Never a Fair Fight

18/07/2016 13:06 | Updated 18 July 2016

This week the death of matador Victor Barrio in Spain has cast a spotlight on the so called 'sport' of bullfighting. Mr Barrio's death has provoked reaction and opinion across both media headlines and social media alike, raising the ultimate question - Does bullfighting even belong in a civilised 21st century or should it be consigned to the history books once and for all?

Despite its name implying a fair fight between willing opponents, bullfighting is never fair. Unlike the matador, the bull doesn't have a choice whether or not to enter the ring but only to defend itself. His fate is sealed from birth, like the tens of thousands of other bulls bred to be maimed, tortured, and in some countries, killed in bull rings in the name of entertainment every year.

Although I was born and brought up in the UK, I would often spend my summer holidays as a child staying with relatives in Portugal.
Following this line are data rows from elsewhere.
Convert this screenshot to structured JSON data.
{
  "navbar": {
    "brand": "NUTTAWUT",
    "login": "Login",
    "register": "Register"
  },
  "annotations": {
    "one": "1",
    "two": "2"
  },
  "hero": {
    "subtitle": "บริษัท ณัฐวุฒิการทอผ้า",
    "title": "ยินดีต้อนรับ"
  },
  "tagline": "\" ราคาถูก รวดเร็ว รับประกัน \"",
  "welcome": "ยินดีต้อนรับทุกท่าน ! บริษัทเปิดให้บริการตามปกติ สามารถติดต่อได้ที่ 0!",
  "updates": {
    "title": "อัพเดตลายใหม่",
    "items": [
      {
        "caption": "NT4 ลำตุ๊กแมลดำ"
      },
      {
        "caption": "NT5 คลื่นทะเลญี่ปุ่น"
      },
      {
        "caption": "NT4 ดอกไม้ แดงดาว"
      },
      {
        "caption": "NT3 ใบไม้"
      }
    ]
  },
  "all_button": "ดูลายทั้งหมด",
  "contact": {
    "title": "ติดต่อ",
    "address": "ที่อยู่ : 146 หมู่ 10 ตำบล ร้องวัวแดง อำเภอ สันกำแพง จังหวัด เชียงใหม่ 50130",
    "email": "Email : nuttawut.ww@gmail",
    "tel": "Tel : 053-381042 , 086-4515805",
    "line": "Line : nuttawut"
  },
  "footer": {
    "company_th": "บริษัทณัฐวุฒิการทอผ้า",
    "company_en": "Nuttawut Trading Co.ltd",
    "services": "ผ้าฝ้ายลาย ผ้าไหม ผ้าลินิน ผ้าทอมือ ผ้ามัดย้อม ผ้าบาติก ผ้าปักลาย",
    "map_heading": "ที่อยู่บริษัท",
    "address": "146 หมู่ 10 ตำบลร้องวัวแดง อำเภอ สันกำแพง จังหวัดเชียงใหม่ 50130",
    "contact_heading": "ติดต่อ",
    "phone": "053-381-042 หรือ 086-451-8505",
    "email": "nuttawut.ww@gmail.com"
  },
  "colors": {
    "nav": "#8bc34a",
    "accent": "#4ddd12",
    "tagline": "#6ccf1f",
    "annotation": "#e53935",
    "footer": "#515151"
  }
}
I can still remember at a young age bullfighting being shown live on TV on the leading channel, the vans with megaphones driving around dusty residential streets promoting these spectacles, the brightly coloured posters on street lamp-posts gaily advertising the forthcoming 'touradas' and 'corridas'.
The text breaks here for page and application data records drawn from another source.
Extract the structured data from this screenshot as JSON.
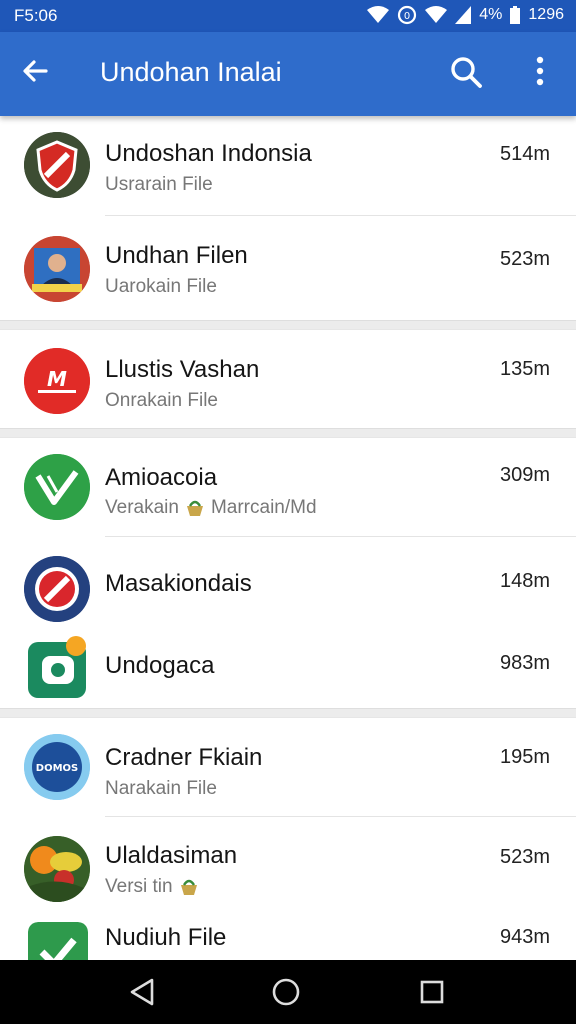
{
  "status_bar": {
    "time": "F5:06",
    "battery_percent": "4%",
    "right_text": "1296",
    "icons": [
      "wifi-icon",
      "data-saver-icon",
      "wifi-icon",
      "cell-signal-icon",
      "battery-icon"
    ]
  },
  "app_bar": {
    "title": "Undohan Inalai",
    "icons": [
      "back-arrow-icon",
      "search-icon",
      "more-vert-icon"
    ]
  },
  "items": [
    {
      "name": "Undoshan Indonsia",
      "subtitle": "Usrarain File",
      "size": "514m",
      "icon": "red-shield-app-icon"
    },
    {
      "name": "Undhan Filen",
      "subtitle": "Uarokain File",
      "size": "523m",
      "icon": "portrait-photo-icon"
    },
    {
      "name": "Llustis Vashan",
      "subtitle": "Onrakain File",
      "size": "135m",
      "icon": "red-m-logo-icon"
    },
    {
      "name": "Amioacoia",
      "subtitle": "Verakain",
      "subtitle_extra": "Marrcain/Md",
      "size": "309m",
      "icon": "green-v-check-icon"
    },
    {
      "name": "Masakiondais",
      "subtitle": "",
      "size": "148m",
      "icon": "navy-slash-circle-icon"
    },
    {
      "name": "Undogaca",
      "subtitle": "",
      "size": "983m",
      "icon": "green-square-app-icon"
    },
    {
      "name": "Cradner Fkiain",
      "subtitle": "Narakain File",
      "size": "195m",
      "icon": "blue-badge-logo-icon"
    },
    {
      "name": "Ulaldasiman",
      "subtitle": "Versi tin",
      "size": "523m",
      "icon": "fruit-photo-icon"
    },
    {
      "name": "Nudiuh File",
      "subtitle": "",
      "size": "943m",
      "icon": "green-puzzle-app-icon"
    }
  ],
  "badges": {
    "blue_logo_text": "DOMOS",
    "red_logo_letter": "M"
  },
  "colors": {
    "app_bar": "#2f6ccb",
    "status_bar": "#1f57b8",
    "nav_bar": "#000000"
  },
  "nav_bar": {
    "icons": [
      "back-triangle-icon",
      "home-circle-icon",
      "recents-square-icon"
    ]
  }
}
As a young child, these images were both perplexing and horrifying. I simply couldn't understand how some people could take pleasure in watching a terrified animal being goaded and deliberately hurt. If truth be told, if I hadn't been exposed to this, I may not have gone on to be CEO of the League Against Cruel Sports.
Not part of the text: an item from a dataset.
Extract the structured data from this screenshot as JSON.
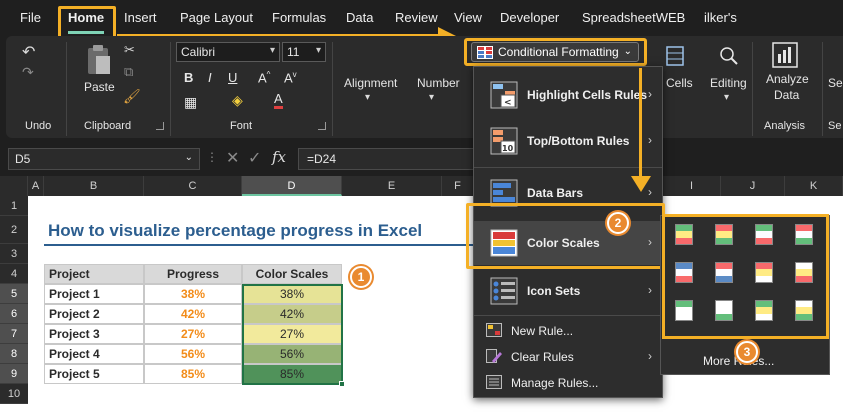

The experience was a veritable turning point for me. Fortunately, my family members agreed with me that torturing and killing animals for entertainment was distasteful and - even if, as usually happens in Portugal, the bull isn't killed in the ring - was an indication of decadence rather than progress.

A 'tradition' steeped in cruelty

What the promotional materials never showed though was that in the days leading up to a fight, bulls are often starved and drugged to weaken and disorientate them. Their vision impaired through having petroleum jelly smeared in their eyes, and their sensitive horns shaved - an extremely painful procedure likened to someone having extreme dental treatment with no anaesthetic.

Then there is the 'fight' itself. In a typical bullfight, the animal is repeatedly attacked by men on foot and horseback with lances and barbed harpoons called banderillas. The matador forces the confused and exhausted bull to make a few charges before eventually attempting to kill it with a sword. If not killed, the animal is stabbed repeatedly until paralysed. When the bull finally collapses its spinal cord is cut, but the animal may still be conscious as its ears and tail are cut off and kept as trophies.

Bulls however are not the only animal victims in this cruel 'sport'. Blind-folded and their ears stuffed full of cotton wool prior entering the ring, horses also suffer severe injuries, if not death from being gored by the confused charging bulls.

And the reason behind this senseless cruelty? - to entertain the jeering crowds who have paid to watch.

Bullfighting is dying out but we all have a responsibility

I'm pleased to say however that bullfighting has been losing public appeal year on year. Banned in Catalona in 2010, now more than 100 Spanish cities and towns have banned bullfighting, and more are poised to follow suit. Fewer and fewer seats are occupied in bullrings echoing the opinion of the majority of Spanish people, who do not support bullfighting.

Despite this encouraging decline, tourists are still paying to participate in activities like the annual San Fermin bull running fiesta in Pamplona, Spain - which comes to an end this week.

Often they are totally unaware and naive to the cruelty they are endorsing, both during the daily bull runs but also in the subsequent bullfights taking place each afternoon. Tourism is helping to keep this cruel and barbaric practice alive.

Sadly, this year for the most part the media has again focused on the injuries of runners and often neglect to mention the injuries sustained by the bulls being hit and taunted as they are chased by the crowds down the slippery, glass littered cobbled streets to their end destination: the bullfighting ring.

As tourists we have a duty to make the right ethical decisions when going abroad, as do all travel companies have a responsibility for the welfare of animals in tourism. Deemed 'unacceptable practices' by the UK's biggest travel association ABTA, under its Animal Welfare Guidelines, operators should not even be selling or promoting trips involving bullfighting and running.

Tradition can no longer be used as an excuse for abusing and torturing animals. Like bear-baiting and fox hunting in the UK, that were once considered a tradition, bullfighting has no place in modern civilised society.

The League Against Cruel Sports campaigns for a complete ban on the barbaric and archaic activity of bullfighting and bull running. For more information on the League's campaign please visit